• **What you are asked to do**:
Would it be possible to reproduce every entry exactly, please?

• **Records for the task**:

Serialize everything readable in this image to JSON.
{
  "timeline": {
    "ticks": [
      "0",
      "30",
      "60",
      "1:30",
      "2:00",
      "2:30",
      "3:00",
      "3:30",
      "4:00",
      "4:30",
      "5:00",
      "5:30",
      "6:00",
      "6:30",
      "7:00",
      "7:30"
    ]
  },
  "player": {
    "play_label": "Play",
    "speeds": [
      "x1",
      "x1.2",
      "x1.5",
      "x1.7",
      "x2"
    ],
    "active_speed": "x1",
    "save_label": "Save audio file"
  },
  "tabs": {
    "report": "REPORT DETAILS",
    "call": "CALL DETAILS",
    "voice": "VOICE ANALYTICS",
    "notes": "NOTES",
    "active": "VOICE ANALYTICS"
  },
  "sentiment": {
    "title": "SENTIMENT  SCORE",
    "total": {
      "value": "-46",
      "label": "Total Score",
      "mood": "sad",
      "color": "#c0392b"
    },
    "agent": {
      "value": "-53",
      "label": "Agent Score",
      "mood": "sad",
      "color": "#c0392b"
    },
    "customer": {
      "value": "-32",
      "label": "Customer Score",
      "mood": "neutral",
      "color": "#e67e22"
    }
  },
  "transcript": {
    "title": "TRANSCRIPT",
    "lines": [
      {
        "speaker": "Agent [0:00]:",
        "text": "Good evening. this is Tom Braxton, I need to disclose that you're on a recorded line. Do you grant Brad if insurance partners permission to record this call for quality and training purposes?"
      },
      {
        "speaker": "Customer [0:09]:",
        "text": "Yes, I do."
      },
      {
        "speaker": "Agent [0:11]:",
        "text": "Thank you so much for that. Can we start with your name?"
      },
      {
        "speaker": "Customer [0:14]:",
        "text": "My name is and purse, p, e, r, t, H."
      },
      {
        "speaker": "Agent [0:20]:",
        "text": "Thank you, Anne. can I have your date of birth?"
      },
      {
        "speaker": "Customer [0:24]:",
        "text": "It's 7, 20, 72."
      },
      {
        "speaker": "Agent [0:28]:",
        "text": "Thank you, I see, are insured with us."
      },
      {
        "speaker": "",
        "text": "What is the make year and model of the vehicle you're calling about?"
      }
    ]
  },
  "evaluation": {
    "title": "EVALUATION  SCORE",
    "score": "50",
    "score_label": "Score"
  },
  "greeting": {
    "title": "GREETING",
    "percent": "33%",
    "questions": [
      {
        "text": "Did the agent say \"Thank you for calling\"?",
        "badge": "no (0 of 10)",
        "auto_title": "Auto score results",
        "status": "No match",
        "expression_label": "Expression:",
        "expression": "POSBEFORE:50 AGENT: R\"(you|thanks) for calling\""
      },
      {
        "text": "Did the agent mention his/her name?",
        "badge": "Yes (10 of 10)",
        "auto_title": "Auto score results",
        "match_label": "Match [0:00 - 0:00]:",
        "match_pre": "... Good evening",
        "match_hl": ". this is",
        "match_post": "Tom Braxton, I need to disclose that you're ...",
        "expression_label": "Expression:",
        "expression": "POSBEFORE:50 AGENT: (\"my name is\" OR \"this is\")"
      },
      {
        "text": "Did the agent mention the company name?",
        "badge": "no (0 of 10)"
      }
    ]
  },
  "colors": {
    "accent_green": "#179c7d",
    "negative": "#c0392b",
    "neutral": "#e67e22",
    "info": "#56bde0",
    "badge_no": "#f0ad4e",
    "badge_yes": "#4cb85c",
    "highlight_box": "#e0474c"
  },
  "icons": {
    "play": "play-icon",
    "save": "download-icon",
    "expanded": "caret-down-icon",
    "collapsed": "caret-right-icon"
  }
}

• **Exercise output**:
Serialize everything readable in this image to JSON.
{
  "timeline": {
    "ticks": [
      "0",
      "30",
      "60",
      "1:30",
      "2:00",
      "2:30",
      "3:00",
      "3:30",
      "4:00",
      "4:30",
      "5:00",
      "5:30",
      "6:00",
      "6:30",
      "7:00",
      "7:30"
    ]
  },
  "player": {
    "play_label": "Play",
    "speeds": [
      "x1",
      "x1.2",
      "x1.5",
      "x1.7",
      "x2"
    ],
    "active_speed": "x1",
    "save_label": "Save audio file"
  },
  "tabs": {
    "report": "REPORT DETAILS",
    "call": "CALL DETAILS",
    "voice": "VOICE ANALYTICS",
    "notes": "NOTES",
    "active": "VOICE ANALYTICS"
  },
  "sentiment": {
    "title": "SENTIMENT  SCORE",
    "total": {
      "value": "-46",
      "label": "Total Score",
      "mood": "sad",
      "color": "#c0392b"
    },
    "agent": {
      "value": "-53",
      "label": "Agent Score",
      "mood": "sad",
      "color": "#c0392b"
    },
    "customer": {
      "value": "-32",
      "label": "Customer Score",
      "mood": "neutral",
      "color": "#e67e22"
    }
  },
  "transcript": {
    "title": "TRANSCRIPT",
    "lines": [
      {
        "speaker": "Agent [0:00]:",
        "text": "Good evening. this is Tom Braxton, I need to disclose that you're on a recorded line. Do you grant Brad if insurance partners permission to record this call for quality and training purposes?"
      },
      {
        "speaker": "Customer [0:09]:",
        "text": "Yes, I do."
      },
      {
        "speaker": "Agent [0:11]:",
        "text": "Thank you so much for that. Can we start with your name?"
      },
      {
        "speaker": "Customer [0:14]:",
        "text": "My name is and purse, p, e, r, t, H."
      },
      {
        "speaker": "Agent [0:20]:",
        "text": "Thank you, Anne. can I have your date of birth?"
      },
      {
        "speaker": "Customer [0:24]:",
        "text": "It's 7, 20, 72."
      },
      {
        "speaker": "Agent [0:28]:",
        "text": "Thank you, I see, are insured with us."
      },
      {
        "speaker": "",
        "text": "What is the make year and model of the vehicle you're calling about?"
      }
    ]
  },
  "evaluation": {
    "title": "EVALUATION  SCORE",
    "score": "50",
    "score_label": "Score"
  },
  "greeting": {
    "title": "GREETING",
    "percent": "33%",
    "questions": [
      {
        "text": "Did the agent say \"Thank you for calling\"?",
        "badge": "no (0 of 10)",
        "auto_title": "Auto score results",
        "status": "No match",
        "expression_label": "Expression:",
        "expression": "POSBEFORE:50 AGENT: R\"(you|thanks) for calling\""
      },
      {
        "text": "Did the agent mention his/her name?",
        "badge": "Yes (10 of 10)",
        "auto_title": "Auto score results",
        "match_label": "Match [0:00 - 0:00]:",
        "match_pre": "... Good evening",
        "match_hl": ". this is",
        "match_post": "Tom Braxton, I need to disclose that you're ...",
        "expression_label": "Expression:",
        "expression": "POSBEFORE:50 AGENT: (\"my name is\" OR \"this is\")"
      },
      {
        "text": "Did the agent mention the company name?",
        "badge": "no (0 of 10)"
      }
    ]
  },
  "colors": {
    "accent_green": "#179c7d",
    "negative": "#c0392b",
    "neutral": "#e67e22",
    "info": "#56bde0",
    "badge_no": "#f0ad4e",
    "badge_yes": "#4cb85c",
    "highlight_box": "#e0474c"
  },
  "icons": {
    "play": "play-icon",
    "save": "download-icon",
    "expanded": "caret-down-icon",
    "collapsed": "caret-right-icon"
  }
}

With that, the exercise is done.